Those cruise lines sure are going to be in a world of hurt if they can't fill up their ships in time for the summer season of floating among the bergs of Alaskan waters.

The AK on the GO post for this week outlines some of the best deals on cruise ship tours anyone up here has ever seen. This family is not normally into the "cruise ship" lifestyle, but huh, with a deal that is cheaper than airline tickets (and meals thrown in to boot), we are seriously considering a September trip down South via boat.

I know everyone who reads this blog will want to immediately book passage to Alaska, or from Alaska, depending upon their state of origin...

Monday, April 6, 2009

Whose Car?

For the record, I AGREED to abide by the 'We are not buying a new car today' mantra.

I will not protest the outcome, however.

Saturday, April 4, 2009

So It's Saturday

I'm sitting in front of a glorious view of the Chugach mountains, cup of coffee in hand, with the Doobie Brothers belting out 'Jesus is Just All Right With Me'. My husband has departed on his mountain bike for a pre-lunch spin, and the youngest member of the household is being allowed to watch Spongebob Squarepants. Even the dog is peaceful, lounging inappropriately on my down duvet that is on the floor because I am washing bedding today.

So it's Saturday. And it's All Right, all right. Hmm. We're kind of normal today.

Is it because Yukon and I had a date night last night at our fav restaurant, Orso? Is it because we had fun watching the high school kids come nervously into the restaurant for the pre-Prom dinner, remembering too late to open the door for their date, texting friends to find out where the limo was, all dressed up in rented tuxedos? We had fun laughing about our respective Proms over our Cosmopolitans and calamari.

Perhaps it is because both of us went to lunch yesterday with our pastor and his wife, people who emulate "Cool" in a most Pastoral-like sense. As fairly new members to Trinity Presby, we are still finding out where we 'fit' in this community, something recognized and acknowledged, a nice feeling.

Maybe it's the fact that we know where both of our children are, safe, cared for, relatively happy in their situations, blessed.

I'm not sure why.

I'm only sure I like it.

Thursday, April 2, 2009

I Spent the Evening in an Alien Ship

I'm not one to disparage any opportunity to spend quality time by myself, but last night was a bit much.

After a last-minute phone call yesterday from my doctor, who is as intrigued by my knee injury as I am, I found myself scheduled for an MRI at 6 p.m. at the lovely Providence Imaging Center.

For those of you who noted the appointment time and said "Ahh, that is a very bad appointment time, the end of the day...", you are correct. A one-hour delay of game until 7 p.m. meant I had to miss taekwondo and swimming lessons (oh darn)and instead curled myself into the uncomfortable armchairs of the waiting room reading a book. At least it was my book.

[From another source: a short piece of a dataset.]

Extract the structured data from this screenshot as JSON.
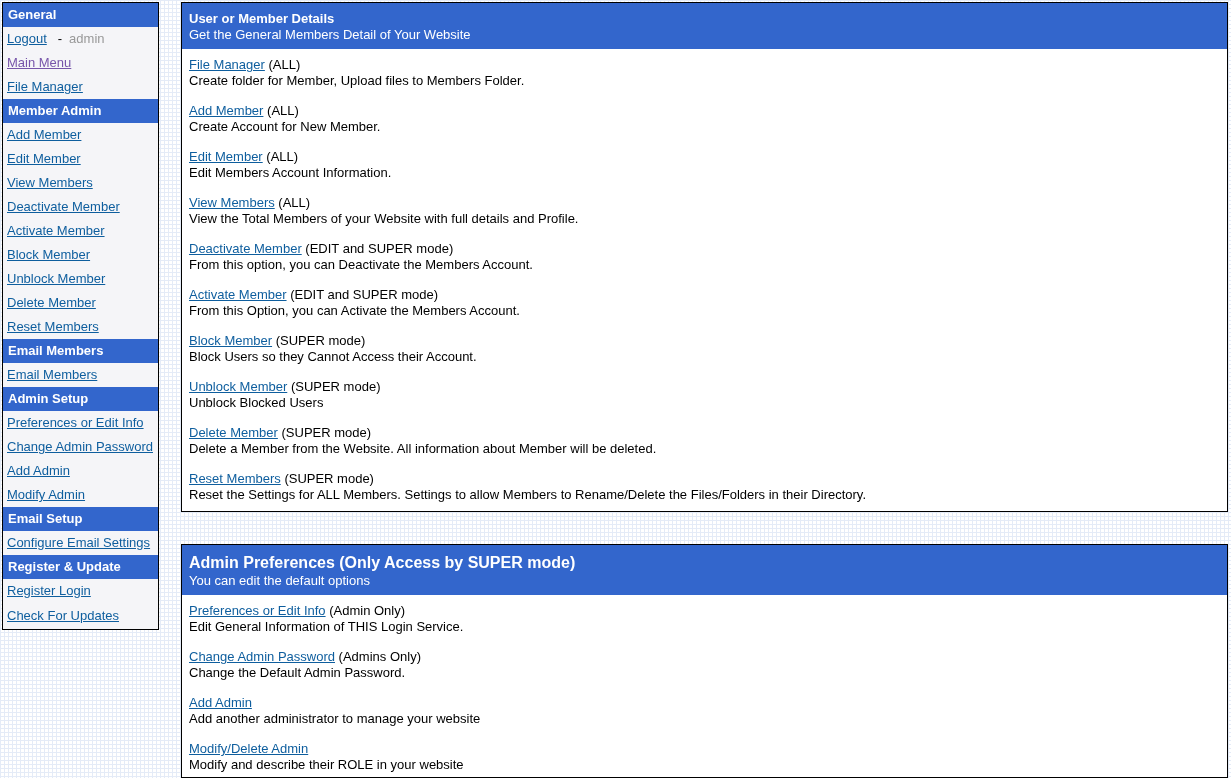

Finally emerging around 7:15, the tech was apologetic, even groveling a bit when she actually saw the time, but quickly recovered and ushered me into the Borg Chamber to get the thing done.

Ever had an MRI? So loud that one needs to wear earplugs, the machine makes funny sounds that are reminiscent of a rocket launch pad even before firing up to take a scan. Not a quick process, the MRI took a half hour to effectively peer into the inner workings of my left joint; this way, that way, up, down. Should I have felt violated?

I was warned that the sounds would be "knocking and banging", and I was to relax and be perfectly still during the process. Sounded simple enough, but have you ever tried to completely relax your muscles while jackhammers are drilling directly above your head, expecting at any time some machine/man to pop out from behind and say "Assimilate"?

Finally emerging around 8:15, my body was exhausted from relaxing.

They better find something or I'll be ticked.